Now, in saying that I will be the first to admit that this past year has seen a number of fine movies. And no movie studio has taken a greater chance than on the creative genius and ability of Peter Jackson than New Line Cinema and their backing of the Lord of the Rings Trilogy. What an uncommonly huge undertaking. I can only hope that the success of these movies has paved the way for change in the years to come. Because, lets face it, movie-quality such as LOTR is most certainly in the minority and what we are left with for the remaining 9 or 10 months out of the year is usually, well…shit!
Think about it. Please, think about it.
When was the last time you were able to pick up a local listing of movies currently playing and NOT see multiple showings of the latest remake, movie version of a previously run television show, movie based on a video game or comic book hero come to life to fight all the wrong doings of the world? I’m wiling to bet that anyone reading this article would be hard pressed to answer this question truthfully and honestly.
At first it was fun. Now it’s just gotten obnoxious.
I’m not sure which of the above referenced categories bothers me the most. It tends to change from week to week, or should I say from new release to new release. Right now I’m probably riding the “what’s with all of these damned remakes” wave. Is it just me or does it seem as if Hollywood has given up completely on the thought process and willingly handed over all power and control to those damned dirty apes?
In all seriousness, though, what the hell is with Hollywood’s abnormal infatuation with remakes? Did I miss some breaking news from the entertainment industry? Has it been mandated from above that any decent movie, regardless of age or popularity, be given a whole new look to satisfy the masses every 15 to 20 years? Does anyone even pretend to understand what’s going on?
Well, let’s take a quick peak at what we have to look forward to in the not so distant future.

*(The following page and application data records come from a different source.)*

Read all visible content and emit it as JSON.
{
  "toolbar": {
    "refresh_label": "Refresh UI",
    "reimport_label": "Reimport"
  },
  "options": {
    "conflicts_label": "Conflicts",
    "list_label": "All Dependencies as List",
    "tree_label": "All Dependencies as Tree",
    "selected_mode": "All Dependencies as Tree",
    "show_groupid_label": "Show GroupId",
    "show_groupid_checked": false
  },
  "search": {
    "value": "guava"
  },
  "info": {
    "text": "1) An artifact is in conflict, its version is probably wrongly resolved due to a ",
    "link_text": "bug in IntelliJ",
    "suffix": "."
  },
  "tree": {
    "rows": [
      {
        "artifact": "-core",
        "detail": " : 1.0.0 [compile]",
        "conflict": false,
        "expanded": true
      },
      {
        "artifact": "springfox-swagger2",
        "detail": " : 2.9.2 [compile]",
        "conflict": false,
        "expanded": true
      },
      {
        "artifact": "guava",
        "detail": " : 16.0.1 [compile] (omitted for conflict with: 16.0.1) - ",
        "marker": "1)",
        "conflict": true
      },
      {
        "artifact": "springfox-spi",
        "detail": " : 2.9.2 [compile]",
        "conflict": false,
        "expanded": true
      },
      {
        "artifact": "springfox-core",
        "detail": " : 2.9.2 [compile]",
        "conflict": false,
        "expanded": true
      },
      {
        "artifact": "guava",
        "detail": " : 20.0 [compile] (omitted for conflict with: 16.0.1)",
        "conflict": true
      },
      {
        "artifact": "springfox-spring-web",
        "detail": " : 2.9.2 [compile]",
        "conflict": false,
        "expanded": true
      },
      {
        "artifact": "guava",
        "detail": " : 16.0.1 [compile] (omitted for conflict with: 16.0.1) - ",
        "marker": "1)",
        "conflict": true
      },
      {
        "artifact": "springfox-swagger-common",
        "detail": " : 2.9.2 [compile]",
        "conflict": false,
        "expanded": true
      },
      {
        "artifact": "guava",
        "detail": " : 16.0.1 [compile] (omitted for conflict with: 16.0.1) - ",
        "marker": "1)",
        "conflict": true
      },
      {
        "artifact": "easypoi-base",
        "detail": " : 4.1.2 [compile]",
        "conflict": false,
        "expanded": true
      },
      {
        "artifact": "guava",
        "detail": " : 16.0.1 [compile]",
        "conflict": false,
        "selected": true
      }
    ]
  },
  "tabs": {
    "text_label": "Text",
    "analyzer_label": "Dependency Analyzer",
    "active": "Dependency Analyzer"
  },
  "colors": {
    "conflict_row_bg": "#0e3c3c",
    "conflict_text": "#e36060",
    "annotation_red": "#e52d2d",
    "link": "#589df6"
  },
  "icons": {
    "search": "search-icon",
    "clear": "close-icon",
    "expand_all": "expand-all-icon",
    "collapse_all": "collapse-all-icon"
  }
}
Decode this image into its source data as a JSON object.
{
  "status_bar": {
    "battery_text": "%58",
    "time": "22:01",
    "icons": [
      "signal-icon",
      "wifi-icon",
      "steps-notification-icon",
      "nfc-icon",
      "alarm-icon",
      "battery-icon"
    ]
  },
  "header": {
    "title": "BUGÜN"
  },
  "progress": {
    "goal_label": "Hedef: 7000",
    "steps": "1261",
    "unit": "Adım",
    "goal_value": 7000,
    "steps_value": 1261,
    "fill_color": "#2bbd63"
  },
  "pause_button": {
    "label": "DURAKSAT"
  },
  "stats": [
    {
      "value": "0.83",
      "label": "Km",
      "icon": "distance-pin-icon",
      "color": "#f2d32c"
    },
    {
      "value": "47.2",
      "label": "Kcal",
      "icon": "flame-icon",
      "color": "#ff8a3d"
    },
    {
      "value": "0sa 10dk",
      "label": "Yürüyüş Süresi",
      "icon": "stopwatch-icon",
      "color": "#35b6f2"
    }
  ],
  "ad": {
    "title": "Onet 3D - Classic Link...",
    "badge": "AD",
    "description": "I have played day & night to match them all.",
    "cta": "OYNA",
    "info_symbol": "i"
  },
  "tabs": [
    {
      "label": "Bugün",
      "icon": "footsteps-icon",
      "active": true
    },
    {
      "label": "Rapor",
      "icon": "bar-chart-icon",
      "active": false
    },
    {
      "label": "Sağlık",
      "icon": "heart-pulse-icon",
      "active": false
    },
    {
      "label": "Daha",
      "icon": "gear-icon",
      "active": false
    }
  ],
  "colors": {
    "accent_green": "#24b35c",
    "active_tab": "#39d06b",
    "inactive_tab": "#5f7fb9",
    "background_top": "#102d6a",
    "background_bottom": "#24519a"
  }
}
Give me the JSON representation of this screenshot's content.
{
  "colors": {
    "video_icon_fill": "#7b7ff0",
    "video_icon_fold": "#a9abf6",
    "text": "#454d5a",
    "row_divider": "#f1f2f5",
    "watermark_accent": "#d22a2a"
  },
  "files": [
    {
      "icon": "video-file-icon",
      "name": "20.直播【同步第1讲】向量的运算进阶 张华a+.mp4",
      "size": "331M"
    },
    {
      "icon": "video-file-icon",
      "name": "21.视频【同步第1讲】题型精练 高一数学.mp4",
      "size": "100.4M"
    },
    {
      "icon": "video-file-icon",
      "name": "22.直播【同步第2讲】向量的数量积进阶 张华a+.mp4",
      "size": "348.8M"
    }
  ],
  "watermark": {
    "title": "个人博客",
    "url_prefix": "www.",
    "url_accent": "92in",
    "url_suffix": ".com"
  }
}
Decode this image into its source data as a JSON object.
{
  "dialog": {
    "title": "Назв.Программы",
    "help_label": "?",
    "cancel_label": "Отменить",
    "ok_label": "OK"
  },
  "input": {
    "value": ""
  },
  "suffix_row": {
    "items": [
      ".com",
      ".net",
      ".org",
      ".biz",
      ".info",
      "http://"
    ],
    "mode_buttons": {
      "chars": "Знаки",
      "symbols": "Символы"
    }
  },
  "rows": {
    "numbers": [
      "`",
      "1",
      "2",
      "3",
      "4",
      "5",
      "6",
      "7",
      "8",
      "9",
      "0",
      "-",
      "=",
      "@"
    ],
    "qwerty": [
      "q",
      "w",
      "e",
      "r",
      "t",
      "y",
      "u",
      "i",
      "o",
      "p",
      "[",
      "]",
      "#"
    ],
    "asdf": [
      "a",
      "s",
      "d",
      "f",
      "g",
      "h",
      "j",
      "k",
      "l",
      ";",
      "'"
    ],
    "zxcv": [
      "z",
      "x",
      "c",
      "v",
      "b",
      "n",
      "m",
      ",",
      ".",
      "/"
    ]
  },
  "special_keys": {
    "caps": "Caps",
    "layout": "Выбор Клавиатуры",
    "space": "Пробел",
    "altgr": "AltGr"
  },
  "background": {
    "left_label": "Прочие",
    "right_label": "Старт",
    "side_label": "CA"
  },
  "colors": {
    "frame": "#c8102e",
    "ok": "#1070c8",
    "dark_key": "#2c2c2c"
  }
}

Dawn of the Dead. George A. Romero’s cult horror classic is being given a new look for release later this year. I can only imagine the ravings of all those lunatic Romero fans. And I’m not even talking about the living dead.
Willie Wonka and the Chocolate Factory. Holy Shit! Why?! And of all people to be attached to this project, Tim Burton should know better. Then again, look at the work he did with Planet of the Apes. But of course he claimed that that excursion was not a “remake.” It was just Tim’s take on Pierre Boulle’s 1963 novel. Come on Tim, who exactly do you think you’re trying to fool? Swallow your ego and admit the facts. REMAKE!
The Stepford Wives. Does Nicole Kidman* have nothing better to do? Is it a personal goal of hers to be in as many movies possible each and every year? Sure she’s a beautiful and talented actor but an updated version of the Stepford Wives? Is it really necessary?
Latest whisperings have it that my previously mentioned hero, Peter Jackson, will be taking it upon himself to remake King Kong. This will be remake number 2 for that particularly beaten dog. Sorry Petey, but what the hell are you thinking? Turn away from the light, look away from the light. For God’s sake man, before it’s too late.
Unfortunately the list goes on and on and I don’t see any end in sight. And remember that this is just pertaining to what I have come to refer to as “remakitis” or more commonly known as “myideassucces” syndrome. It’s a common ailment that seems to be rapidly overcoming the Hollywood community and I beg all of you to make a personal commitment to help in finding a cure. Please, before it’s too late. Before I turn around and see a listing for Alien, starring Johnny Depp as Lt. Ripley. Oops. That’s right. He’ll be too busy playing Willy Wonka. Shame shame, Johnny, we all know your name.